* **What to produce**
Please copy out each entry, word for word.

* **Available records**
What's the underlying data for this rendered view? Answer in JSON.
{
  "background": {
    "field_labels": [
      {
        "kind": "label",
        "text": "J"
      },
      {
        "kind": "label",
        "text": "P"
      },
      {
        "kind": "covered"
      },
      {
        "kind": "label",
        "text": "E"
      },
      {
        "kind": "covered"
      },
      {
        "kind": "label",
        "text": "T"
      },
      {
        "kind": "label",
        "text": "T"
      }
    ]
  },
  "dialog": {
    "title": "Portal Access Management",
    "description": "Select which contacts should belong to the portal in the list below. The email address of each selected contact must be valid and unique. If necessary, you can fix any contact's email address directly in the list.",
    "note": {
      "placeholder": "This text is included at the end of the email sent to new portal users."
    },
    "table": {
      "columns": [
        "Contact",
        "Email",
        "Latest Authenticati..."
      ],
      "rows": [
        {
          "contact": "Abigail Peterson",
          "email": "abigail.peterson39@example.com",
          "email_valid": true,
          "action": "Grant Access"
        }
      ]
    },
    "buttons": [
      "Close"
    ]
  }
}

* **Result of the exercise**
What's the underlying data for this rendered view? Answer in JSON.
{
  "background": {
    "field_labels": [
      {
        "kind": "label",
        "text": "J"
      },
      {
        "kind": "label",
        "text": "P"
      },
      {
        "kind": "covered"
      },
      {
        "kind": "label",
        "text": "E"
      },
      {
        "kind": "covered"
      },
      {
        "kind": "label",
        "text": "T"
      },
      {
        "kind": "label",
        "text": "T"
      }
    ]
  },
  "dialog": {
    "title": "Portal Access Management",
    "description": "Select which contacts should belong to the portal in the list below. The email address of each selected contact must be valid and unique. If necessary, you can fix any contact's email address directly in the list.",
    "note": {
      "placeholder": "This text is included at the end of the email sent to new portal users."
    },
    "table": {
      "columns": [
        "Contact",
        "Email",
        "Latest Authenticati..."
      ],
      "rows": [
        {
          "contact": "Abigail Peterson",
          "email": "abigail.peterson39@example.com",
          "email_valid": true,
          "action": "Grant Access"
        }
      ]
    },
    "buttons": [
      "Close"
    ]
  }
}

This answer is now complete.